Tidy up? Wise up instead - should women be more like men
It's a truth universally acknowledged that men don't do housework. Eilis O'Hanlon doesn't blame them one bit
Being a woman, I'm supposed to enjoy nagging men about how little housework they do. You know the sort of thing. Magazines and newspapers are always banging on about it. Some feminist spends a thousand words complaining that her fella doesn't pick up his socks, or clean the sink, or run a hoover over the carpet on the stairs, and everyone's supposed to agree that it's the most awful injustice since that mad woman was forced to fling herself under the king's horse to protest about the lack of female volleyball on Sky Sports.
It's one of the fiercest front lines in the age-old battle of the sexes. One woman in Romania got so annoyed with her husband, when he refused to help around the house on International Women's Day this year, that she ripped off his testicles with her bare hands.
As you do.
If you're mental.
The thing is, though, that I don't blame men for not wanting to do any housework. Why would they? It's boring. It's thankless. Worst of all, it's never-ending. Your only reward for tidying up the house is that, a few days later, you have to do it again. Yippee. Not.
If hair is purported to clean itself after not washing it for a few months, why shouldn't houses do the same? Men are simply waiting to test if that theory is true, but they never get a chance to find out, because some overly fastidious female always comes along, insisting that they put their dirty underthings in the washing machine.
It's not that I like dirt. I hate it. But then, I'm not a man, and men just don't seem to feel the same way about it that women do. As a general rule, I mean, because, obviously, there are exceptions. Such as men who are trying to get a bit more action between the sheets, by pretending to be all progressive and gender-friendly.
I'm not knocking it.
Whatever works, right?
To most men, dirt simply seems to be a natural phenomenon, like gravity, and no one expects them to do anything about that, do they?
If they were constantly demanding that we cleaned the house from top to bottom every night when we come in from work, then, fair enough, they'd be the misogynist pigs that feminists always claim they are. But very few of them do. They only want to collapse onto a sofa and watch TV, and they'd be perfectly happy for their other halves to do likewise. In fact, they can't for the life of them understand why we don't.
Of course the house would quickly look like a tip, with mushrooms growing on the inside of the shower, but that's the point.

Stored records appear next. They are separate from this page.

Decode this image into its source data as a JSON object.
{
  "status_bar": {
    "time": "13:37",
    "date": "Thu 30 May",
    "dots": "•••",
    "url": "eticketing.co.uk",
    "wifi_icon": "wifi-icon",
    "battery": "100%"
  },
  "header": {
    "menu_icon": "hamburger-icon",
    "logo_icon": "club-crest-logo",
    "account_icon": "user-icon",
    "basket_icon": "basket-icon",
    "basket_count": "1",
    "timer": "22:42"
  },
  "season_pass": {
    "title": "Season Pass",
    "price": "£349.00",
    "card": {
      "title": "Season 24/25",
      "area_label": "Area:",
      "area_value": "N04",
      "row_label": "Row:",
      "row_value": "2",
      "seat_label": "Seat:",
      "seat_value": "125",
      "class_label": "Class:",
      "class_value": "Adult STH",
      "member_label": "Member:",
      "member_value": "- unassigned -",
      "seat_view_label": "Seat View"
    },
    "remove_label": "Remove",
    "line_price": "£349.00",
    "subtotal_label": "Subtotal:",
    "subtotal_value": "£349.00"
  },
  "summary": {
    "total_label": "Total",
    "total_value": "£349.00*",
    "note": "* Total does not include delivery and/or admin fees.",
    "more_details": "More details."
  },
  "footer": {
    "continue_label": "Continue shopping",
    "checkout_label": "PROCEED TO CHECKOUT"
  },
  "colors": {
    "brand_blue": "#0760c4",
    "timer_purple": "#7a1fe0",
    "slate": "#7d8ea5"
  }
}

Men still wouldn't care, as their feet started sticking to the carpet, and even the mice moved out in protest at the falling standards.
The real question, then, is: why do we expect men to be more like us, when an equally workable alternative, as Professor Higgins points out in My Fair Lady, is for us to be more like them?
Women could learn not to care about the sight of a pair of pants lying on the stairs for six weeks, or spaghetti Bolognese congealing on the plate, to the stage where it takes an industrial drill to get it off again. We could train ourselves up so that the sight of mould on the inside of coffee cups no longer revolted us to the core. Then we'd be as happy, smelly and downright disgusting as they are.
It's not as if the great campaigners for women's rights in the past gave a monkey's about the ironing, after all. They had better things to do. So do we, if only we'd wise up and admit it.
But would we be happy being happy? There's the rub. That would mean admitting that we might have been wrong all along in expecting men to see the world in the same way as women - and, if we were wrong about that, then who knows what else we might have been mistaken about as well?
Whatever equality was supposed to mean, it can't be about letting men just be themselves, otherwise what was the point of trying to improve them? If we're not happy with the way we are, why the hell should they be?
Sunday Indo Life Magazine